I observe that the "states of concern" under the Clinton Administration have become "rogue states" again. There is some importance in language of that kind. I freely confess that my view is half-developed, but it bears further examination. If one treats a state like a rogue state, it is more likely to behave like one. It is true that some regimes are intransigent, some cheat and some enter into agreements with no real intention of keeping them. However, we must recognise that improved intelligence gathering makes deception, at least in the nuclear arena, more difficult. Weapons tests and missile launches are now easily detected.

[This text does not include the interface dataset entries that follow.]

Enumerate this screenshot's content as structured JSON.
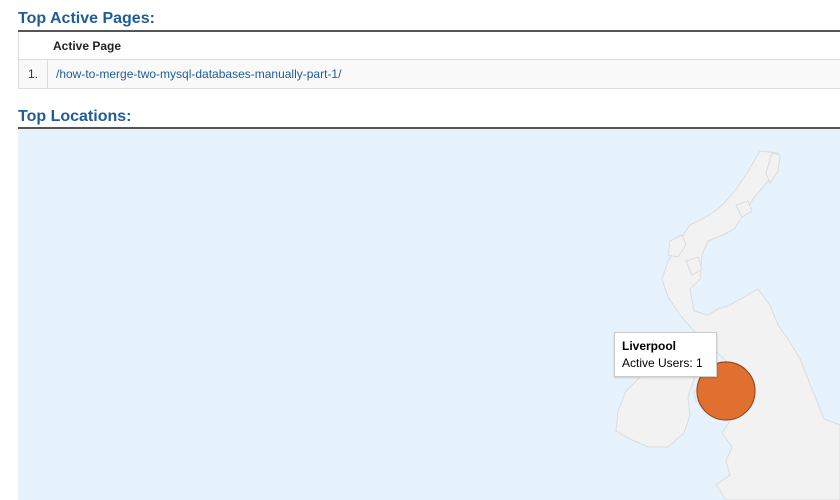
{
  "top_pages": {
    "title": "Top Active Pages:",
    "column_header": "Active Page",
    "rows": [
      {
        "index": "1.",
        "path": "/how-to-merge-two-mysql-databases-manually-part-1/"
      }
    ]
  },
  "top_locations": {
    "title": "Top Locations:",
    "tooltip": {
      "city": "Liverpool",
      "metric": "Active Users: 1"
    }
  },
  "colors": {
    "title": "#1f5d97",
    "link": "#1a5e9a",
    "map_water": "#e6f3fc",
    "map_land": "#f2f2f2",
    "marker": "#e07030"
  }
}
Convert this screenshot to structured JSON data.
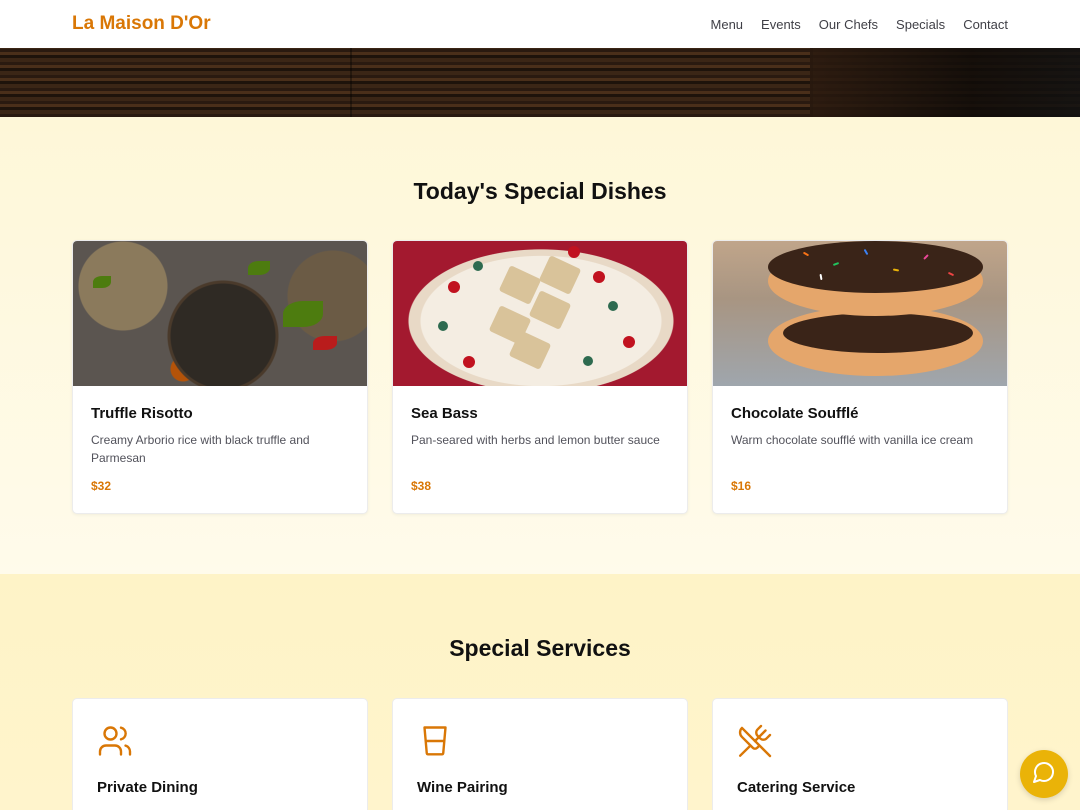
{
  "header": {
    "brand": "La Maison D'Or",
    "nav": [
      "Menu",
      "Events",
      "Our Chefs",
      "Specials",
      "Contact"
    ]
  },
  "dishes": {
    "title": "Today's Special Dishes",
    "items": [
      {
        "name": "Truffle Risotto",
        "description": "Creamy Arborio rice with black truffle and Parmesan",
        "price": "$32"
      },
      {
        "name": "Sea Bass",
        "description": "Pan-seared with herbs and lemon butter sauce",
        "price": "$38"
      },
      {
        "name": "Chocolate Soufflé",
        "description": "Warm chocolate soufflé with vanilla ice cream",
        "price": "$16"
      }
    ]
  },
  "services": {
    "title": "Special Services",
    "items": [
      {
        "name": "Private Dining",
        "icon": "users-icon"
      },
      {
        "name": "Wine Pairing",
        "icon": "glass-icon"
      },
      {
        "name": "Catering Service",
        "icon": "utensils-crossed-icon"
      }
    ]
  },
  "chat": {
    "icon": "chat-bubble-icon"
  },
  "colors": {
    "accent": "#d97706",
    "chat": "#eab308",
    "dishes_bg": "#fef9e1",
    "services_bg": "#fef3c7"
  }
}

I am concerned that describing states as rogue states and treating them as such means that political change is unlikely to be encouraged. Of the four so-called rogue states that bulk substantially in the minds of policy makers in the United States, with the exception of Iraq, the other three--North Korea, Iran and Libya--are all states in which there has been, or is, contemplation of political change. If they are lumped together in a single category and described in a deprecatory way, we may inhibit the very political change that would make safer our lives and those of people in those countries.
Many people hoped that the election of a new Administration in the United States would create an opportunity to reinvigorate the multilateral processes that control the means and opportunities for the development, use and testing of weapons of mass destruction. To use a colloquialism, the jury is out on that. However, there are signs that the new American Administration and Congress favour a unilateral approach to strategic issues. We all remember the Senate's failure to ratify the comprehensive test ban treaty. Taking that decision together with the apparent determination to press ahead with a system of ballistic missile defence, it is not too difficult to identify a trend.